“Hello Laura, Thank you so much for creating a safe forum for women to share and unburden themselves. I was raped in the late 60’s in Canada by a US Marine. I had had many pleasant conversations with this man and I thought he was my friend. One evening he offered to give me a ride home from my student job, ostensibly to save me the taxi fare, held a military issue knife to my throat and raped me. I was terrified that cutting my throat was going to be part of his fantasy. Some time later I read that groups of US soldiers in Viet Nam would walk into people’s homes and drag young women from their family dinners out to a hut nearby and group rape them. After the rapes the soldiers would allow the woman to start running away and then shoot her, saying that they had shot a Viet Kong trying to escape. I realized after reading this that if I had not been in a western country where murder would have been messy to conceal, this man would probably have killed me as part of his carefully planned and ritualized practice. I did not report the incident. There was a great deal of victim blaming and vicious grilling in courtrooms at the time. I’m not sure it has changed very much. Now in my 70’s, I see that rape culture is still active and in professional roles women’s contributions, even when excellent, are still often minimized in relation to lesser contributions from men. I’m very pleased to see many more women in the sciences, some female leaders of countries and the first female Vice President in the US. Back in the 70’s I optimistically expected to see female equality in my lifetime. I realize now that we still have a long way to go. The invention of social media is a huge game changer. Thank you so much, again, for creating this site.”Kayte

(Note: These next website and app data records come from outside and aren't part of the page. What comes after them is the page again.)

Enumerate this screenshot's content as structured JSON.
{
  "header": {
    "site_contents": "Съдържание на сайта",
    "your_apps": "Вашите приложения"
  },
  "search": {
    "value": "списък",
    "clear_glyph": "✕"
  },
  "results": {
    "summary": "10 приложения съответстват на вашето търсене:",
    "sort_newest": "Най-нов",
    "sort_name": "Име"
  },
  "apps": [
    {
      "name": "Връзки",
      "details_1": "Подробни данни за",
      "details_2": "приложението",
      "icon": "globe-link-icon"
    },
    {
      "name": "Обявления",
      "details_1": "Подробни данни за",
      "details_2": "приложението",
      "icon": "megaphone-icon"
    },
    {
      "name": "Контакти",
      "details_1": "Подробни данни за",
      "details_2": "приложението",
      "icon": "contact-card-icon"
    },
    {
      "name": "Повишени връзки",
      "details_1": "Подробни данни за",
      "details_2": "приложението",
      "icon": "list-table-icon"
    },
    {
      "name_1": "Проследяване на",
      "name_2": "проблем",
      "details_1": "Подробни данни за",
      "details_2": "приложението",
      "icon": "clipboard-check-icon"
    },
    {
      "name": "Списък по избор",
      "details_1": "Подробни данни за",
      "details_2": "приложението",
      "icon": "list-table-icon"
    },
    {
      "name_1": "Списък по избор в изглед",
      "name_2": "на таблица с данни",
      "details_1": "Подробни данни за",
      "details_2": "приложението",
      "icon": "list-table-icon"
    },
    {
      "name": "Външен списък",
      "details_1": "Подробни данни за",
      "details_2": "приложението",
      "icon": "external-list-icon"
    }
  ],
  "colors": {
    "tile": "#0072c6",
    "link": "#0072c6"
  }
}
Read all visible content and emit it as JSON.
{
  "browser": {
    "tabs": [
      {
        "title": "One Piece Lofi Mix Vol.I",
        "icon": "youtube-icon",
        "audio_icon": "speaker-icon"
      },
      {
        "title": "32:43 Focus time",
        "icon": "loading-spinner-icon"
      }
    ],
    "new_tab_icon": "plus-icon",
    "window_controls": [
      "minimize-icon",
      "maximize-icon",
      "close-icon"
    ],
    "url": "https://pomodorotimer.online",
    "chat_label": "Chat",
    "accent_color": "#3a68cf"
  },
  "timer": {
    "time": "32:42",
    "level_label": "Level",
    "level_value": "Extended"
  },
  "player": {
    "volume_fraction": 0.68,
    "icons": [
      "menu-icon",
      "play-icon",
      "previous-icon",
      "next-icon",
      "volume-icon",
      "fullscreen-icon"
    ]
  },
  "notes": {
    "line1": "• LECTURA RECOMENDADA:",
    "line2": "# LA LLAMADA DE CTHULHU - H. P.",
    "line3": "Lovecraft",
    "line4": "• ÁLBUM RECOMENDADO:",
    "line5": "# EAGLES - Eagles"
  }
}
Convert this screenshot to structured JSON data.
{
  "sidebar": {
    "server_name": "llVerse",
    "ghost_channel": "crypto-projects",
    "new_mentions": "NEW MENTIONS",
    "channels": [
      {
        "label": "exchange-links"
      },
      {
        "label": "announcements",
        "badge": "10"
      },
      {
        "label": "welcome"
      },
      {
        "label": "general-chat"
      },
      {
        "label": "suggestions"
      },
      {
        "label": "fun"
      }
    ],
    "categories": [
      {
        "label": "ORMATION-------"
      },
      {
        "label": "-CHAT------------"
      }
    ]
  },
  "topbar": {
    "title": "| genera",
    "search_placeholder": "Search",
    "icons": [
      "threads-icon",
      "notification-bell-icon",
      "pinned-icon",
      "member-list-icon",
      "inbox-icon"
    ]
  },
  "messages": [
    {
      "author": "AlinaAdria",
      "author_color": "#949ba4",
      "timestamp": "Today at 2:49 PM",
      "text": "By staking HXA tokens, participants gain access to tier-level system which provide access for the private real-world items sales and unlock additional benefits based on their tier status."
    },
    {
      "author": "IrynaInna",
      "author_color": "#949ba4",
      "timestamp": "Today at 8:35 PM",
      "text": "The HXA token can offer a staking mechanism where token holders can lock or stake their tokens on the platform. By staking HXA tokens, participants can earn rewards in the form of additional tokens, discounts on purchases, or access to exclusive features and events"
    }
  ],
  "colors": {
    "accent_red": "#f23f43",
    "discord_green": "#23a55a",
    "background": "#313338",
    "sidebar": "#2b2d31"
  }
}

“I have been told to not wear certain clothing around male family members (including my father) or in public. By 13 my whole world changed, all the sudden I was an object to protect from men, I was put on birth control to help with hormones. I was not allowed to go to friend houses and I had to be with at least three people at all times. I was told it was my fault for proving men stares and unwanted attention. I was told they could not control their hormones but when I was on my period I was given Pamprin to help control my hormones. My mother once said to me “What do you want? To dominate men?” I am 15. I am a kid. I demand gender equality. Hear my voice!”Ayla